Looking to bolster the metals recycling portion of its business, Covanta Holding Corp. is in the early stages of operating a plant to separate nonferrous metals from municipal solid waste (MSW), a historically tough task.
The Fairless Hills, Pa. facility is slated to fully launch this summer. It will mean the New Jersey-based company can bypass third-party processors to deliver a clean, high-demand product while saving landfill space and disposal costs. Smelters, refiners, ingot makers and others pay high-dollar for these materials, which don’t break down when processed, allowing them to be recycled repeatedly. Covanta has been processing ferrous metals at the site since 2015.

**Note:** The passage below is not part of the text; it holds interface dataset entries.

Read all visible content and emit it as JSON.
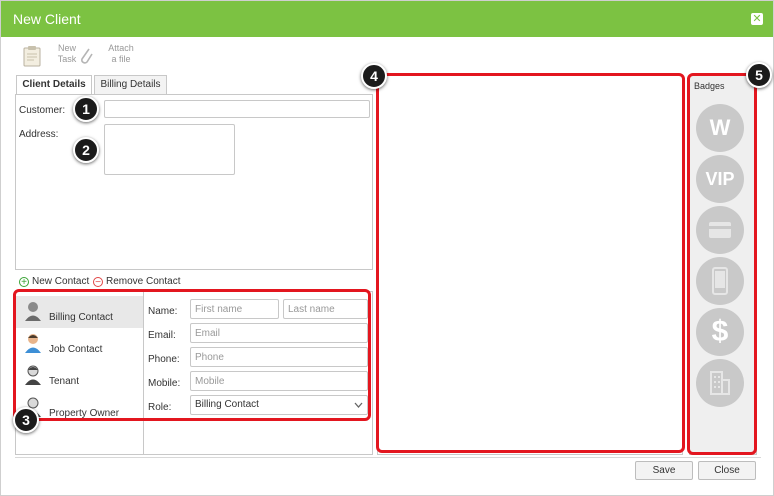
{
  "window": {
    "title": "New Client",
    "close_glyph": "✕"
  },
  "toolbar": {
    "new_task": {
      "line1": "New",
      "line2": "Task",
      "icon": "clipboard-icon"
    },
    "attach_file": {
      "line1": "Attach",
      "line2": "a file",
      "icon": "paperclip-icon"
    }
  },
  "tabs": [
    {
      "label": "Client Details",
      "active": true
    },
    {
      "label": "Billing Details",
      "active": false
    }
  ],
  "client_form": {
    "customer_label": "Customer:",
    "customer_value": "",
    "address_label": "Address:",
    "address_value": ""
  },
  "contact_actions": {
    "new_label": "New Contact",
    "remove_label": "Remove Contact"
  },
  "contacts": [
    {
      "name": "Billing Contact",
      "selected": true,
      "color": "#7a7a7a"
    },
    {
      "name": "Job Contact",
      "selected": false,
      "color": "#3d8fd6"
    },
    {
      "name": "Tenant",
      "selected": false,
      "color": "#555555"
    },
    {
      "name": "Property Owner",
      "selected": false,
      "color": "#555555"
    }
  ],
  "contact_form": {
    "name_label": "Name:",
    "first_placeholder": "First name",
    "last_placeholder": "Last name",
    "email_label": "Email:",
    "email_placeholder": "Email",
    "phone_label": "Phone:",
    "phone_placeholder": "Phone",
    "mobile_label": "Mobile:",
    "mobile_placeholder": "Mobile",
    "role_label": "Role:",
    "role_value": "Billing Contact"
  },
  "badges": {
    "title": "Badges",
    "items": [
      {
        "text": "W",
        "icon": "w-badge-icon"
      },
      {
        "text": "VIP",
        "icon": "vip-badge-icon"
      },
      {
        "text": "",
        "icon": "credit-card-icon"
      },
      {
        "text": "",
        "icon": "mobile-phone-icon"
      },
      {
        "text": "$",
        "icon": "dollar-icon"
      },
      {
        "text": "",
        "icon": "building-icon"
      }
    ]
  },
  "callouts": [
    "1",
    "2",
    "3",
    "4",
    "5"
  ],
  "footer": {
    "save_label": "Save",
    "close_label": "Close"
  },
  "colors": {
    "titlebar": "#7cc242",
    "highlight": "#e3161f",
    "badge": "#c9c9c9"
  }
}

Nonferrous metals, such as aluminum, copper, lead and zinc, generated $32 billion for the U.S. metal scrap industry in 2014, accounting for more than half its earnings. In 2015, nearly 9 million metric tons of nonferrous materials were processed, enabling a competitive way to make new products, with less energy. Using aluminum scrap instead of virgin materials can save up to 92 percent in energy, according to the Institute of Scrap Recycling Industries (ISRI).
Covanta has extracted ferrous metal from ash for years, then removed nonferrous metals using eddy current technology. But eddy current has limitations. It can’t distinguish between nonferrous alloys, so all alloys are removed together and end up in one pile, explains Robert Blenden, senior director in Covanta’s metals management group.
The new plant leverages inductive sorting to recover and separate nonferrous metals. Inductive sorting units identify nonferrous metals as they move on the conveyor belt and eject them by air.
Covanta has increased its ferrous and nonferrous metal recovery by 125,000 tons over five years, recovering over 500,000 tons annually. It’s invested $100 million in upgrades to do so.
“Metal is our third revenue steam and through diversion we can realize cost avoidance [tipping fees],” Blenden says. “And because we have total control of the process we are in a stronger position to limit environmental risks. We are cutting emissions and avoiding the need to mine more.”
Improving processing of nonferrous metals will have impacts on Covanta’s bottom line, he adds. It sells commingled nonferrous metals today than it would be able to sell the same metals separated by alloy.
The facility is designed to recover metal units as small as 5 mm—that could be a piece of copper the size of a nail clipping. Conventional systems have limited ability to work with small pieces.
“The biggest lesson we learned is there are parts of the world where bottom and fly ash are separate, while in the U.S. we dispose them together,” Blenden says. “The technology in Europe is for bottom ash only, for example, and is not efficient for the U.S. market. Recovering from combined ash is more challenging. So we had to adjust the technology to be able to do this.”
There has been a strong focus on metal recovery across the waste-to-energy (WTE), driven largely by economics.
“The more revenue you can come up with the less pressure there is on industry when energy prices are low. And people will pay more attention to metal recovery then,” says Ted Michaels, president of the Energy Recovery Council, the national trade association for the WTE industry.
As technology improves, more companies are investing in nonferrous metal recovery.
Lancaster County in Pennsylvania has two WTE facilities and has entered into a long-term contract with Annapolis, Md-based Inashco, North America to recover metals from WTE ash. Wheelabrator Technologies has also teamed with Inashco in a 50/50 joint venture. And Republic recently opened an ash metal recovery facility at a landfill in Washington.
However, ISRI Chief Economist and Commodities Director Joseph Pickard questions this trend’s benefits for the scrap metal niche.
“When we have challenging conditions, markets tend to focus on what they can improve, and making consistently clean scrap and quality become important for our industry,” Pickard says. “The question is whether companies collecting unsorted materials can increase quality. I think better sortation at the original source [rather than WTE facilities] tends to result in better volumes and better quality.”
Michaels believes communities with WTE operations will benefit, largely from credits for what would have been buried.
“And from a facility perspective, what’s left over contains metals you are paying to dispose of,” Michaels says. “Now you are increasing recovery and you are turning an expense into a revenue stream, and that’s a big swing.”
The trend, he projects, will become to reuse more ash and, with that, extract more metal.